» WORK INSTRUCTION
Return copies of the lines below that mention "date".

» RECORD SET
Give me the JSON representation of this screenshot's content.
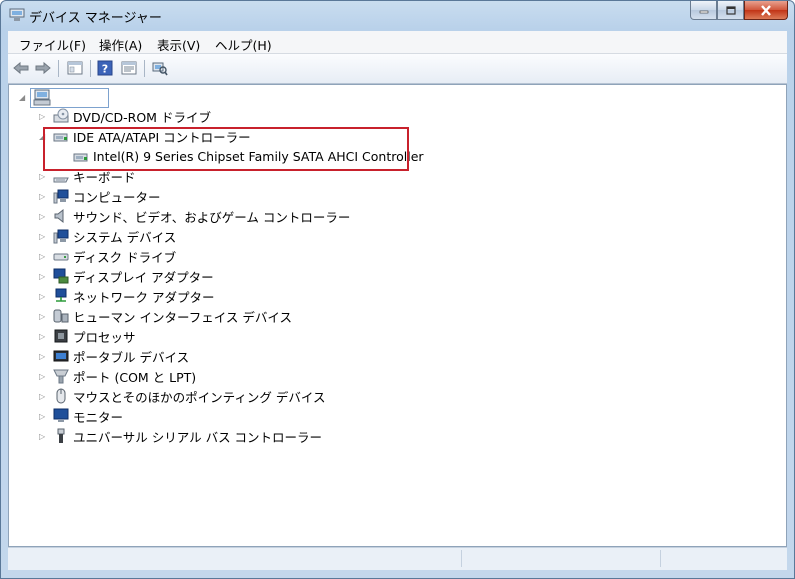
{
  "window": {
    "title": "デバイス マネージャー"
  },
  "menu": [
    "ファイル(F)",
    "操作(A)",
    "表示(V)",
    "ヘルプ(H)"
  ],
  "toolbar": {
    "buttons": [
      "back-icon",
      "forward-icon",
      "show-hide-tree-icon",
      "help-icon",
      "properties-icon",
      "scan-hardware-icon"
    ]
  },
  "tree": {
    "root": {
      "label": "",
      "icon": "computer-icon"
    },
    "items": [
      {
        "label": "DVD/CD-ROM ドライブ",
        "icon": "dvd-drive-icon",
        "expanded": false
      },
      {
        "label": "IDE ATA/ATAPI コントローラー",
        "icon": "ide-controller-icon",
        "expanded": true,
        "children": [
          {
            "label": "Intel(R) 9 Series Chipset Family SATA AHCI Controller",
            "icon": "ide-controller-icon"
          }
        ]
      },
      {
        "label": "キーボード",
        "icon": "keyboard-icon",
        "expanded": false
      },
      {
        "label": "コンピューター",
        "icon": "computer-icon",
        "expanded": false
      },
      {
        "label": "サウンド、ビデオ、およびゲーム コントローラー",
        "icon": "speaker-icon",
        "expanded": false
      },
      {
        "label": "システム デバイス",
        "icon": "system-device-icon",
        "expanded": false
      },
      {
        "label": "ディスク ドライブ",
        "icon": "disk-drive-icon",
        "expanded": false
      },
      {
        "label": "ディスプレイ アダプター",
        "icon": "display-adapter-icon",
        "expanded": false
      },
      {
        "label": "ネットワーク アダプター",
        "icon": "network-adapter-icon",
        "expanded": false
      },
      {
        "label": "ヒューマン インターフェイス デバイス",
        "icon": "hid-icon",
        "expanded": false
      },
      {
        "label": "プロセッサ",
        "icon": "processor-icon",
        "expanded": false
      },
      {
        "label": "ポータブル デバイス",
        "icon": "portable-device-icon",
        "expanded": false
      },
      {
        "label": "ポート (COM と LPT)",
        "icon": "port-icon",
        "expanded": false
      },
      {
        "label": "マウスとそのほかのポインティング デバイス",
        "icon": "mouse-icon",
        "expanded": false
      },
      {
        "label": "モニター",
        "icon": "monitor-icon",
        "expanded": false
      },
      {
        "label": "ユニバーサル シリアル バス コントローラー",
        "icon": "usb-icon",
        "expanded": false
      }
    ]
  },
  "colors": {
    "highlight_border": "#c8212c",
    "window_frame": "#b9d1ea",
    "close_button": "#c13416"
  }
}
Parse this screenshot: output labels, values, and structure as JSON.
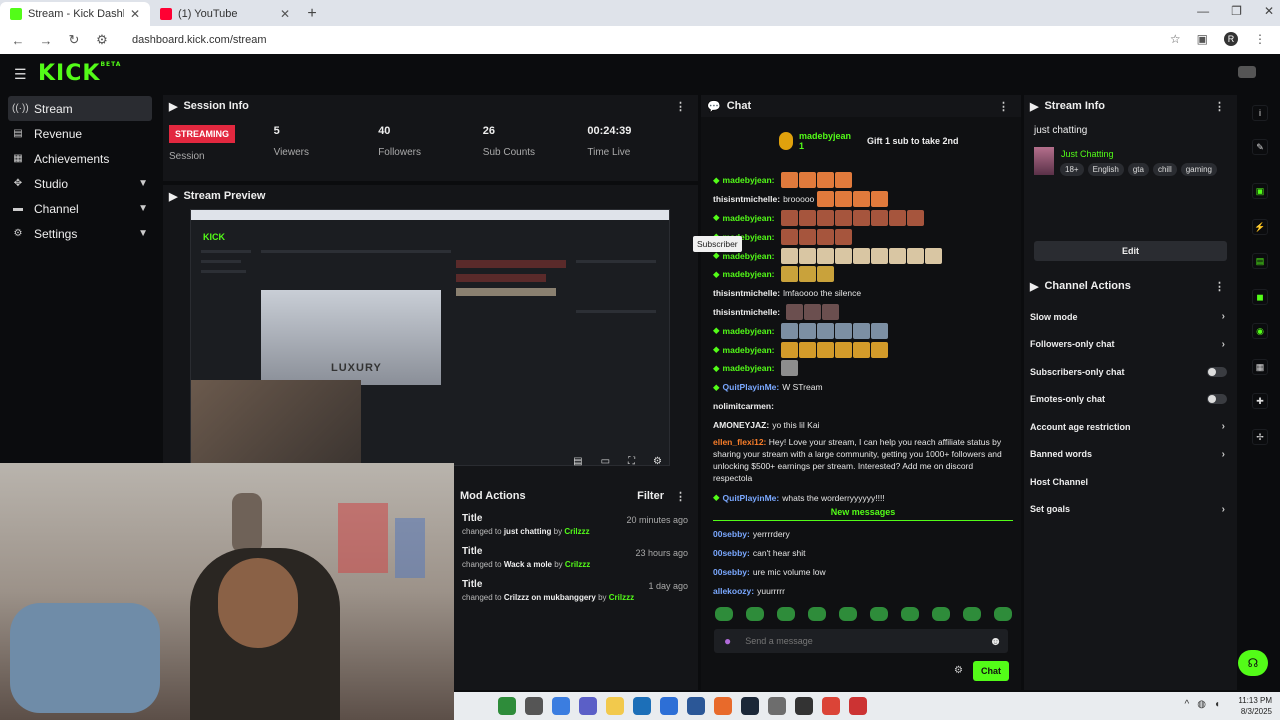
{
  "browser": {
    "tabs": [
      {
        "title": "Stream - Kick Dashboard",
        "fav": "#53fc18"
      },
      {
        "title": "(1) YouTube",
        "fav": "#ff0033"
      }
    ],
    "url": "dashboard.kick.com/stream",
    "profile_letter": "R"
  },
  "kick": {
    "logo": "KICK",
    "logo_sub": "BETA"
  },
  "sidebar": {
    "items": [
      {
        "label": "Stream",
        "icon": "stream-icon"
      },
      {
        "label": "Revenue",
        "icon": "revenue-icon"
      },
      {
        "label": "Achievements",
        "icon": "achievements-icon"
      },
      {
        "label": "Studio",
        "icon": "studio-icon"
      },
      {
        "label": "Channel",
        "icon": "channel-icon"
      },
      {
        "label": "Settings",
        "icon": "settings-icon"
      }
    ]
  },
  "session": {
    "title": "Session Info",
    "status": "STREAMING",
    "status_label": "Session",
    "stats": [
      {
        "value": "5",
        "label": "Viewers"
      },
      {
        "value": "40",
        "label": "Followers"
      },
      {
        "value": "26",
        "label": "Sub Counts"
      },
      {
        "value": "00:24:39",
        "label": "Time Live"
      }
    ]
  },
  "preview": {
    "title": "Stream Preview",
    "mini_text": "LUXURY",
    "mini_logo": "KICK"
  },
  "mod_actions": {
    "title": "Mod Actions",
    "filter": "Filter",
    "items": [
      {
        "title": "Title",
        "ago": "20 minutes ago",
        "prefix": "changed to",
        "value": "just chatting",
        "by": "by",
        "user": "Crilzzz"
      },
      {
        "title": "Title",
        "ago": "23 hours ago",
        "prefix": "changed to",
        "value": "Wack a mole",
        "by": "by",
        "user": "Crilzzz"
      },
      {
        "title": "Title",
        "ago": "1 day ago",
        "prefix": "changed to",
        "value": "Crilzzz on mukbanggery",
        "by": "by",
        "user": "Crilzzz"
      }
    ]
  },
  "chat": {
    "title": "Chat",
    "pinned": {
      "name": "madebyjean",
      "count": "1",
      "text": "Gift 1 sub to take 2nd"
    },
    "messages": [
      {
        "user": "madebyjean:",
        "color": "#53fc18",
        "text": "",
        "emotes": 4,
        "emote_color": "#e07a3c"
      },
      {
        "user": "thisisntmichelle:",
        "color": "#eeeeee",
        "text": "brooooo",
        "emotes": 4,
        "emote_color": "#e07a3c"
      },
      {
        "user": "madebyjean:",
        "color": "#53fc18",
        "text": "",
        "emotes": 8,
        "emote_color": "#a6553d"
      },
      {
        "user": "madebyjean:",
        "color": "#53fc18",
        "text": "",
        "emotes": 4,
        "emote_color": "#a6553d"
      },
      {
        "user": "madebyjean:",
        "color": "#53fc18",
        "text": "",
        "emotes": 9,
        "emote_color": "#d9c6a3"
      },
      {
        "user": "madebyjean:",
        "color": "#53fc18",
        "text": "",
        "emotes": 3,
        "emote_color": "#c9a23b"
      },
      {
        "user": "thisisntmichelle:",
        "color": "#eeeeee",
        "text": "lmfaoooo the silence",
        "emotes": 0,
        "emote_color": ""
      },
      {
        "user": "thisisntmichelle:",
        "color": "#eeeeee",
        "text": "",
        "emotes": 3,
        "emote_color": "#6b4f4f"
      },
      {
        "user": "madebyjean:",
        "color": "#53fc18",
        "text": "",
        "emotes": 6,
        "emote_color": "#7c8fa3"
      },
      {
        "user": "madebyjean:",
        "color": "#53fc18",
        "text": "",
        "emotes": 6,
        "emote_color": "#d39b2a"
      },
      {
        "user": "madebyjean:",
        "color": "#53fc18",
        "text": "",
        "emotes": 1,
        "emote_color": "#8d8d8d"
      },
      {
        "user": "QuitPlayinMe:",
        "color": "#7aa8ff",
        "text": "W STream",
        "emotes": 0,
        "emote_color": ""
      },
      {
        "user": "nolimitcarmen:",
        "color": "#eeeeee",
        "text": "",
        "emotes": 0,
        "emote_color": ""
      },
      {
        "user": "AMONEYJAZ:",
        "color": "#eeeeee",
        "text": "yo this lil Kai",
        "emotes": 0,
        "emote_color": ""
      }
    ],
    "long_msg": {
      "user": "ellen_flexi12:",
      "text": "Hey! Love your stream, I can help you reach affiliate status by sharing your stream with a large community, getting you 1000+ followers and unlocking $500+ earnings per stream. Interested? Add me on discord respectola"
    },
    "after_long": {
      "user": "QuitPlayinMe:",
      "text": "whats the worderryyyyyy!!!!"
    },
    "tooltip": "Subscriber",
    "new_label": "New messages",
    "new_messages": [
      {
        "user": "00sebby:",
        "text": "yerrrrdery"
      },
      {
        "user": "00sebby:",
        "text": "can't hear shit"
      },
      {
        "user": "00sebby:",
        "text": "ure mic volume low"
      },
      {
        "user": "allekoozy:",
        "text": "yuurrrrr"
      }
    ],
    "input_placeholder": "Send a message",
    "send_label": "Chat"
  },
  "stream_info": {
    "title": "Stream Info",
    "stream_title": "just chatting",
    "category": "Just Chatting",
    "tags": [
      "18+",
      "English",
      "gta",
      "chill",
      "gaming"
    ],
    "edit_label": "Edit"
  },
  "channel_actions": {
    "title": "Channel Actions",
    "items": [
      {
        "label": "Slow mode",
        "kind": "chevron"
      },
      {
        "label": "Followers-only chat",
        "kind": "chevron"
      },
      {
        "label": "Subscribers-only chat",
        "kind": "toggle"
      },
      {
        "label": "Emotes-only chat",
        "kind": "toggle"
      },
      {
        "label": "Account age restriction",
        "kind": "chevron"
      },
      {
        "label": "Banned words",
        "kind": "chevron"
      },
      {
        "label": "Host Channel",
        "kind": "none"
      },
      {
        "label": "Set goals",
        "kind": "chevron"
      }
    ]
  },
  "taskbar": {
    "time": "11:13 PM",
    "date": "8/3/2025"
  }
}
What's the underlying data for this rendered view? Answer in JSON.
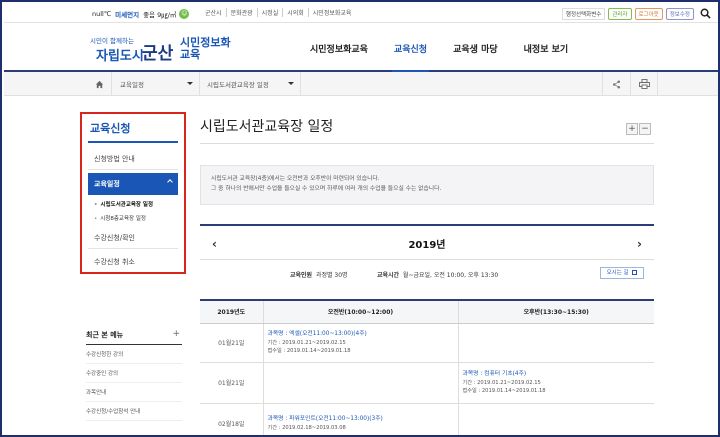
{
  "topbar": {
    "weather": "null℃",
    "dust_label": "미세먼지",
    "dust_value": "좋음 9㎍/㎥",
    "links": [
      "군산시",
      "문화관광",
      "시정실",
      "시의회",
      "시민정보화교육"
    ],
    "right_text": "행정선택화변수",
    "pills": [
      "관리자",
      "로그아웃",
      "정보수정"
    ]
  },
  "header": {
    "logo_sub": "시민이 함께하는",
    "logo_main": "자립도시",
    "logo_brand": "군산",
    "logo_title_1": "시민정보화",
    "logo_title_2": "교육",
    "nav": [
      "시민정보화교육",
      "교육신청",
      "교육생 마당",
      "내정보 보기"
    ]
  },
  "breadcrumb": {
    "level1": "교육일정",
    "level2": "시립도서관교육장 일정"
  },
  "lnb": {
    "title": "교육신청",
    "items": [
      "신청방법 안내",
      "교육일정",
      "수강신청/확인",
      "수강신청 취소"
    ],
    "subitems": [
      "시립도서관교육장 일정",
      "시청8층교육장 일정"
    ]
  },
  "recent": {
    "title": "최근 본 메뉴",
    "plus": "+",
    "items": [
      "수강신청한 강의",
      "수강중인 강의",
      "과목안내",
      "수강신청/수업참석 안내"
    ]
  },
  "content": {
    "title": "시립도서관교육장 일정",
    "fs_plus": "+",
    "fs_minus": "−",
    "notice_1": "시립도서관 교육장(4층)에서는 오전반과 오후반이 마련되어 있습니다.",
    "notice_2": "그 중 하나의 반에서만 수업을 들으실 수 있으며 하루에 여러 개의 수업을 들으실 수는 없습니다.",
    "prev": "‹",
    "next": "›",
    "year": "2019년",
    "capacity_label": "교육인원",
    "capacity_value": "과정별 30명",
    "time_label": "교육시간",
    "time_value": "월~금요일, 오전 10:00, 오후 13:30",
    "map_button": "오시는 길"
  },
  "table": {
    "headers": [
      "2019년도",
      "오전반(10:00~12:00)",
      "오후반(13:30~15:30)"
    ],
    "rows": [
      {
        "date": "01월21일",
        "am": {
          "name": "과목명 : 엑셀(오전11:00~13:00)(4주)",
          "period": "기간 : 2019.01.21~2019.02.15",
          "apply": "접수일 : 2019.01.14~2019.01.18"
        },
        "pm": {
          "name": "",
          "period": "",
          "apply": ""
        }
      },
      {
        "date": "01월21일",
        "am": {
          "name": "",
          "period": "",
          "apply": ""
        },
        "pm": {
          "name": "과목명 : 컴퓨터 기초(4주)",
          "period": "기간 : 2019.01.21~2019.02.15",
          "apply": "접수일 : 2019.01.14~2019.01.18"
        }
      },
      {
        "date": "02월18일",
        "am": {
          "name": "과목명 : 파워포인트(오전11:00~13:00)(3주)",
          "period": "기간 : 2019.02.18~2019.03.08",
          "apply": ""
        },
        "pm": {
          "name": "",
          "period": "",
          "apply": ""
        }
      }
    ]
  },
  "colors": {
    "accent": "#1a56b5",
    "navy": "#2a3c7a",
    "highlight_box": "#d8261c"
  }
}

» ANSWER SPACE
    "date": "8/3/2025"
        "date": "01월21일",
        "date": "01월21일",
        "date": "02월18일",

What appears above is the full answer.